The unrest erupted in the second city of Mashhad against price rises but it swiftly spread and turned into political rallies. Demonstrators say they are angry over corruption and economic hardship in a country where youth unemployment reached 28.8 percent last year. Some called on Supreme Leader Ayatollah Ali Khamenei to step down and chanted against a government they described as thieves.

“I do not know whether yesterday’s shooting was done by rally participants or the police and this issue is being investigated,” Hedayatollah Khademi was quoted as saying.

Hundreds of people have been arrested but security forces have largely shown restraint.

The violence continued for a fourth day on Sunday despite President Hassan Rouhani’s appeal for calm. In a pre-recorded address aired on state TV, Rouhani said that while Iranians had the right to criticize authorities, the government would show no tolerance for those stoking unrest.

“We are a free nation, and according to the constitution and citizen rights, the people are free to express their criticism and even their protests. But criticism should not be accompanied with violence or vandalizing public property. The government will show no tolerance for those who damage public properties, violate public order and create unrest in the society,” Rouhani said and also acknowledged public concerns over the economy and corruption.

Earlier, state-run media outlet IRIB reported that Iranian officials had temporarily restricted access to social media apps Instagram and Telegram, which have been used by Iranians to share news about the protests. Associated Press report says that the public discontent has been fanned by messages sent on the Telegram messaging app, which Iranian authorities blocked Sunday along with the photo-sharing app Instagram, which is owned by tech giant Facebook.

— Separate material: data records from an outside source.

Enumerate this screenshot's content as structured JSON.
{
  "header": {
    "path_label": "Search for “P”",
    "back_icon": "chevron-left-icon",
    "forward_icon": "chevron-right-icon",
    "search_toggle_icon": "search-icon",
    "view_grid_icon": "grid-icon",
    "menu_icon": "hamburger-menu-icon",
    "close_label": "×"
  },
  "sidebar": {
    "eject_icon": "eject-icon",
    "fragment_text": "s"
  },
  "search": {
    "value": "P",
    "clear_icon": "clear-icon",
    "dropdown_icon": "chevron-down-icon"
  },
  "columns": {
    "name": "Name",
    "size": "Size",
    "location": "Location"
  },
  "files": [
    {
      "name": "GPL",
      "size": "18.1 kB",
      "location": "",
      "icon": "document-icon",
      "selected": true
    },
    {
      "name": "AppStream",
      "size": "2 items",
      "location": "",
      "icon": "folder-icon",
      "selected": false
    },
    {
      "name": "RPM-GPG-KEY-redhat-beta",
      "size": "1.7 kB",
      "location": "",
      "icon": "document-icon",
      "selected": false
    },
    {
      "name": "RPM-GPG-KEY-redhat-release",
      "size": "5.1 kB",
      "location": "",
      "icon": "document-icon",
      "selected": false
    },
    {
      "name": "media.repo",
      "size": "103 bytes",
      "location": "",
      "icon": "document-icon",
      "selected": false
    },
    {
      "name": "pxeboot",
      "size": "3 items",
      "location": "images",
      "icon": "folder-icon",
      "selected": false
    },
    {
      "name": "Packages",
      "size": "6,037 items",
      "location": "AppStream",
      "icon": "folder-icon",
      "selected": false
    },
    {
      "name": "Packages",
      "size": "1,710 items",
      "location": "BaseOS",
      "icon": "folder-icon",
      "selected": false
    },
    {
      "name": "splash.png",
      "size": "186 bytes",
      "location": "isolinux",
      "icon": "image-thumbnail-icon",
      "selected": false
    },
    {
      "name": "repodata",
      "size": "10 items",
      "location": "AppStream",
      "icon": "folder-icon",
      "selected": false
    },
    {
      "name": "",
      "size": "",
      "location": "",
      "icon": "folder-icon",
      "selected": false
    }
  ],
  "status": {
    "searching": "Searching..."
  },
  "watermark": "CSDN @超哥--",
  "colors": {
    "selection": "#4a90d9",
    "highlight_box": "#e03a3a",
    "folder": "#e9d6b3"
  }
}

Social media has helped galvanize tens of thousands participating in the protests — described as the largest public display of discontent in Iran since the 2009 Green Movement, when people took to the streets to dispute the election of President Mahmoud Ahmadinejad. Unsigned statements posted on social media urged Iranians to demonstrate again in the capital Tehran and 50 other urban centers.

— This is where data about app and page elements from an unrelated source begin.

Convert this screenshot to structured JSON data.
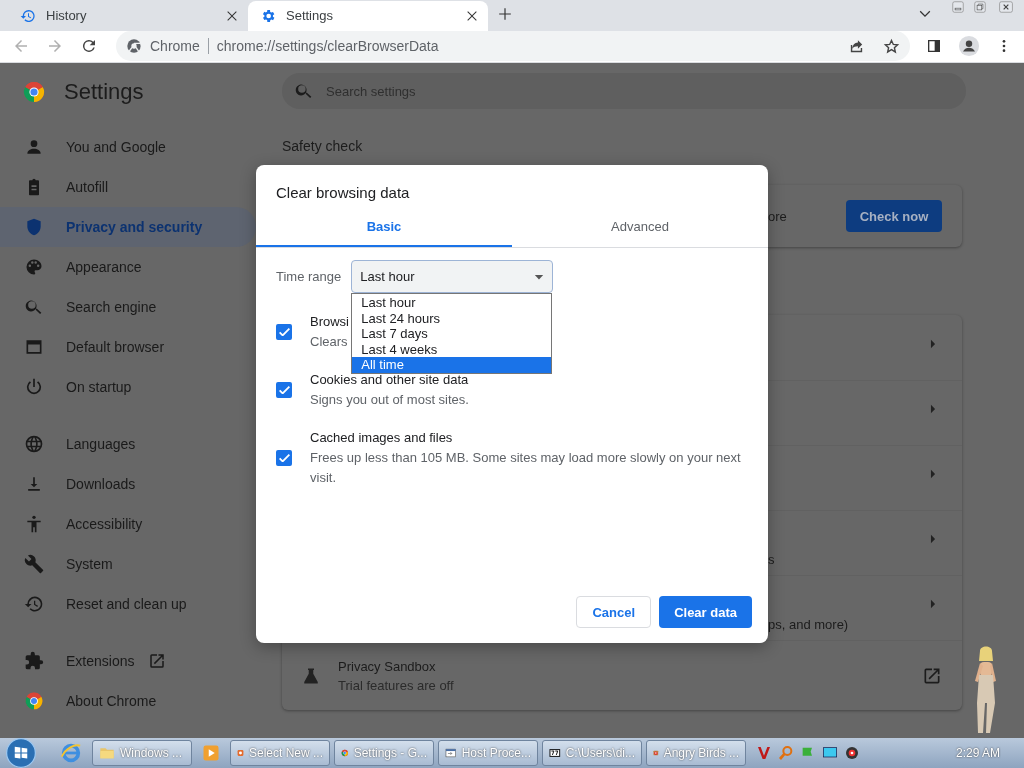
{
  "browser": {
    "tabs": [
      {
        "title": "History",
        "selected": false
      },
      {
        "title": "Settings",
        "selected": true
      }
    ],
    "address": {
      "origin": "Chrome",
      "url": "chrome://settings/clearBrowserData"
    }
  },
  "settings": {
    "title": "Settings",
    "search": {
      "placeholder": "Search settings"
    },
    "nav": [
      [
        {
          "label": "You and Google",
          "selected": false
        },
        {
          "label": "Autofill",
          "selected": false
        },
        {
          "label": "Privacy and security",
          "selected": true
        },
        {
          "label": "Appearance",
          "selected": false
        },
        {
          "label": "Search engine",
          "selected": false
        },
        {
          "label": "Default browser",
          "selected": false
        },
        {
          "label": "On startup",
          "selected": false
        }
      ],
      [
        {
          "label": "Languages",
          "selected": false
        },
        {
          "label": "Downloads",
          "selected": false
        },
        {
          "label": "Accessibility",
          "selected": false
        },
        {
          "label": "System",
          "selected": false
        },
        {
          "label": "Reset and clean up",
          "selected": false
        }
      ],
      [
        {
          "label": "Extensions",
          "selected": false
        },
        {
          "label": "About Chrome",
          "selected": false
        }
      ]
    ],
    "safety_check": {
      "heading": "Safety check",
      "text": "ore",
      "button": "Check now"
    },
    "privacy_rows": [
      {},
      {},
      {},
      {
        "text": "s"
      },
      {
        "text": "ps, and more)"
      }
    ],
    "sandbox": {
      "title": "Privacy Sandbox",
      "subtitle": "Trial features are off"
    }
  },
  "dialog": {
    "title": "Clear browsing data",
    "tabs": [
      {
        "label": "Basic",
        "selected": true
      },
      {
        "label": "Advanced",
        "selected": false
      }
    ],
    "time_range": {
      "label": "Time range",
      "value": "Last hour",
      "expanded": true,
      "options": [
        {
          "label": "Last hour",
          "highlighted": false
        },
        {
          "label": "Last 24 hours",
          "highlighted": false
        },
        {
          "label": "Last 7 days",
          "highlighted": false
        },
        {
          "label": "Last 4 weeks",
          "highlighted": false
        },
        {
          "label": "All time",
          "highlighted": true
        }
      ]
    },
    "items": [
      {
        "title": "Browsi",
        "description": "Clears",
        "checked": true
      },
      {
        "title": "Cookies and other site data",
        "description": "Signs you out of most sites.",
        "checked": true
      },
      {
        "title": "Cached images and files",
        "description": "Frees up less than 105 MB. Some sites may load more slowly on your next visit.",
        "checked": true
      }
    ],
    "buttons": [
      {
        "label": "Cancel",
        "kind": "secondary"
      },
      {
        "label": "Clear data",
        "kind": "primary"
      }
    ]
  },
  "taskbar": {
    "tasks": [
      {
        "label": "Windows ..."
      },
      {
        "label": "Select New ..."
      },
      {
        "label": "Settings - G..."
      },
      {
        "label": "Host Proce..."
      },
      {
        "label": "C:\\Users\\di..."
      },
      {
        "label": "Angry Birds ..."
      }
    ],
    "clock": "2:29 AM"
  }
}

The government warned on Sunday that protesters would suffer severe consequences if demonstrations continued.

“Those who damage public property, violate law and order and create unrest are responsible for their actions and should pay the price,” Interior Minister Abdolreza Rahmani Fazli told Iranian state media, according to Reuters.

Two people were shot dead in the southwestern town of Izeh on Sunday and several others were injured, ILNA news agency quoted a member of parliament as saying. It was not clear if the two dead were part of the 10 cited on state television. Two protesters were shot in the town of Dorud in Iran’s Lorestan province Saturday night, the government confirmed. The deputy governor of Lorestan, Habibollah Khojastehpour, said foreign agents were responsible.

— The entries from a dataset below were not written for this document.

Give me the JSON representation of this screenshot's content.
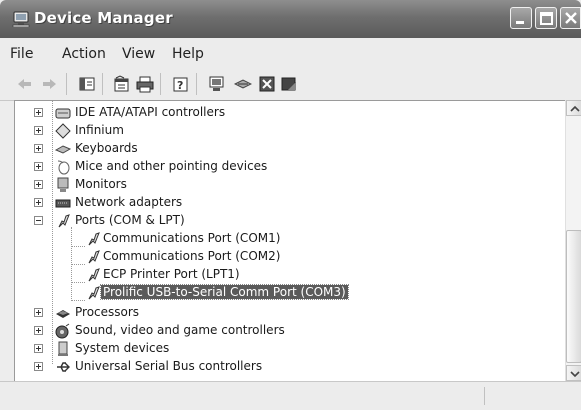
{
  "window": {
    "title": "Device Manager",
    "title_icon": "computer-monitor-icon"
  },
  "menubar": {
    "items": [
      "File",
      "Action",
      "View",
      "Help"
    ]
  },
  "toolbar": {
    "icons": [
      "back-arrow-icon",
      "forward-arrow-icon",
      "show-hide-console-tree-icon",
      "properties-icon",
      "print-icon",
      "help-icon",
      "scan-hardware-icon",
      "update-driver-icon",
      "uninstall-icon",
      "disable-icon"
    ]
  },
  "tree": {
    "items": [
      {
        "label": "IDE ATA/ATAPI controllers",
        "icon": "ide-controller-icon",
        "level": 0,
        "expander": "plus"
      },
      {
        "label": "Infinium",
        "icon": "infinium-device-icon",
        "level": 0,
        "expander": "plus"
      },
      {
        "label": "Keyboards",
        "icon": "keyboard-icon",
        "level": 0,
        "expander": "plus"
      },
      {
        "label": "Mice and other pointing devices",
        "icon": "mouse-icon",
        "level": 0,
        "expander": "plus"
      },
      {
        "label": "Monitors",
        "icon": "monitor-icon",
        "level": 0,
        "expander": "plus"
      },
      {
        "label": "Network adapters",
        "icon": "network-adapter-icon",
        "level": 0,
        "expander": "plus"
      },
      {
        "label": "Ports (COM & LPT)",
        "icon": "port-connector-icon",
        "level": 0,
        "expander": "minus"
      },
      {
        "label": "Communications Port (COM1)",
        "icon": "port-connector-icon",
        "level": 1
      },
      {
        "label": "Communications Port (COM2)",
        "icon": "port-connector-icon",
        "level": 1
      },
      {
        "label": "ECP Printer Port (LPT1)",
        "icon": "port-connector-icon",
        "level": 1
      },
      {
        "label": "Prolific USB-to-Serial Comm Port (COM3)",
        "icon": "port-connector-icon",
        "level": 1,
        "selected": true
      },
      {
        "label": "Processors",
        "icon": "processor-icon",
        "level": 0,
        "expander": "plus"
      },
      {
        "label": "Sound, video and game controllers",
        "icon": "sound-icon",
        "level": 0,
        "expander": "plus"
      },
      {
        "label": "System devices",
        "icon": "system-device-icon",
        "level": 0,
        "expander": "plus"
      },
      {
        "label": "Universal Serial Bus controllers",
        "icon": "usb-icon",
        "level": 0,
        "expander": "plus"
      }
    ]
  },
  "scrollbar": {
    "up_icon": "chevron-up-icon",
    "down_icon": "chevron-down-icon"
  }
}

“No shots were fired by the police and security forces. We have found evidence of enemies of the revolution, [Sunni militant] groups and foreign agents in this clash,” according to a Reuters translation of comments on the semi-official Mehr News.

Police in the center of Tehran fired water cannon on Sunday to try to disperse demonstrators, according to pictures on social media. Demonstrations turned violent in Shahin Shahr in central Iran. Videos showed protesters attacking the police, turning over a car and setting it on fire. Reuters could not immediately verify the authenticity of the footage. There were also reports of demonstrations in the western cities of Sanandaj and Kermanshah as well as Chabahar in the southeast and Ilam and Izeh in the southwest.

Up to 400 people are reported to have been arrested in recent days, including 200 in Tehran on Saturday night. On Sunday police used water cannon to disperse protesters at a major intersection, as captured in a video obtained by BBC Persian.

A common element of all protests has been a call for the end of clerical rule in Iran, according to the BBC’s Kasra Naji. The country’s clerics have maintained power since the country’s Islamic Revolution of 1979.  Other motivations behind protests are frustration over economic struggles and alleged corruption, reports say.